- Most encouraging is the evidence in continued changed lives. Non-Christians continue to find the grace, forgiveness, and joy that God offers in Jesus Christ and are converting to Christianity, while some nominal Christians discover the wealth of the heritage they didn’t know they had.
So there are good things going on as well as bad. Readers inclined to quantification may notice that I listed more bad points than good, but these points are not all equal and cannot simply be tallied up. The fact is that the world’s a mess, but it’s not a straightforward mess. This is what Christian doctrine should lead us to expect. The world was created good, so some good things should be expected to remain visible in it. Humanity fell and made a mess of everything, so we should expect a lot of harm and a lot of damage, and this is what we see in every age of history. Theologians often emphasize that every aspect of creation has been damaged in the process, and thus even good things like relationships and technology can be turned to bad. But that’s not the end of the story, “for God so loved the world that he gave his only Son, so that whoever believes in him will not perish, but will have eternal life” (John 3:16). Jesus Christ, by his death and resurrection, through his Holy Spirit, is redeeming the world. So we should expect him to have had some success, and for some things to be getting better!

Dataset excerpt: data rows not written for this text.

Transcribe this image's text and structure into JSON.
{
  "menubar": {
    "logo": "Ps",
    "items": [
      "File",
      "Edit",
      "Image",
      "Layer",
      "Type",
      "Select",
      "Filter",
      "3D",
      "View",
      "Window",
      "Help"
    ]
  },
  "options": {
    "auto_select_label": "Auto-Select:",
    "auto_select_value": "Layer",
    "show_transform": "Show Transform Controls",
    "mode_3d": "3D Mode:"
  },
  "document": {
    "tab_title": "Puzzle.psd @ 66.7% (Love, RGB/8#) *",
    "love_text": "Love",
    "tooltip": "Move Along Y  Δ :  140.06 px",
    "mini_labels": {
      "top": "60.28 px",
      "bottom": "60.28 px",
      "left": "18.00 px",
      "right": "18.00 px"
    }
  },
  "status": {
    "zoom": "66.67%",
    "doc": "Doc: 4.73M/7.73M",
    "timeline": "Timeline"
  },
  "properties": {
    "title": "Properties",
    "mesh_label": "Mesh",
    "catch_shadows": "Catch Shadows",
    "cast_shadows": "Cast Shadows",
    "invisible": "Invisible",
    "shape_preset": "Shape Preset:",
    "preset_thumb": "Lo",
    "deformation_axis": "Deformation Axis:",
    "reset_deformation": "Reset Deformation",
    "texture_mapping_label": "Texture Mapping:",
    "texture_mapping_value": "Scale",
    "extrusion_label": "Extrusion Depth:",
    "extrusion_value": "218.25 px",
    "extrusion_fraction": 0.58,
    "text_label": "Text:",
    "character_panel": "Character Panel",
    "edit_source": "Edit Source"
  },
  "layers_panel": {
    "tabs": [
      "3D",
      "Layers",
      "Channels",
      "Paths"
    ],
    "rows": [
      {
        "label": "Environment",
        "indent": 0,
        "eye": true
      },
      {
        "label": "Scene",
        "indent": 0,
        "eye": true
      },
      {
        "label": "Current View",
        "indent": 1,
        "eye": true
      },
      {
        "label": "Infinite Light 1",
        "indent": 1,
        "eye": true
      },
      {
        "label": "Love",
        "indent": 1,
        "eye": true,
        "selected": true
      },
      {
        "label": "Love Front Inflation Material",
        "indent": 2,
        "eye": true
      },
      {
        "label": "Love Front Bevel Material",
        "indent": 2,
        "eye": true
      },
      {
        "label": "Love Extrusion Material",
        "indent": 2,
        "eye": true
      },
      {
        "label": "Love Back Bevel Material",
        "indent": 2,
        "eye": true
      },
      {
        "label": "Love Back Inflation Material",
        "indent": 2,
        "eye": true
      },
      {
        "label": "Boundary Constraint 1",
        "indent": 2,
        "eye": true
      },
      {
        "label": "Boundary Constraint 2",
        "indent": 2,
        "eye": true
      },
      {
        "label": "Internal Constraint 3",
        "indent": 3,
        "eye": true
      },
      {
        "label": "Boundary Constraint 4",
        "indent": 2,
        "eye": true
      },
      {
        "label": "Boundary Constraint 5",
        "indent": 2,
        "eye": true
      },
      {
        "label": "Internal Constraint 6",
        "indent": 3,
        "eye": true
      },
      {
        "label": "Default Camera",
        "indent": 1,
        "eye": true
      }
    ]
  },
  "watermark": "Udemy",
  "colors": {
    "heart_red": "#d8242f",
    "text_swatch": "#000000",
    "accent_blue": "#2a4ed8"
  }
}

And this is why Christianity is neither a religion of pessimism nor a religion of optimism, but is instead a religion of hope. The world is a horrible mess, but there is a Savior. His work is not simply past (although he has been working), nor simply future (although he will finish the task), but is past, present, and future. He promised to be with us always, even to the end of the world (Matthew 28:20). He promised that Hell would not prevail against his Church (Matthew 16:18). He didn’t promise us a rose-garden; instead, he foretold that in this world we would have trouble, but even so he told us to be encouraged, because he has overcome the world (John 16:33). We do not see these realities fully (although we often see far too much of our present troubles, if you ask me!), but as Paul wrote, “Hope that is seen is not hope, for who hopes for what he already sees?” (Romans 8:24). Even without fully seeing the display of God’s sovereignty in our present world, we can trust his character, for he who died on the cross out of love for the world is now he who superintends the world’s redemption. We hope in him, we wait for him, we pray to him, we worship him, and we will one day see him face to face. He will come again and will bring redemption to its completion.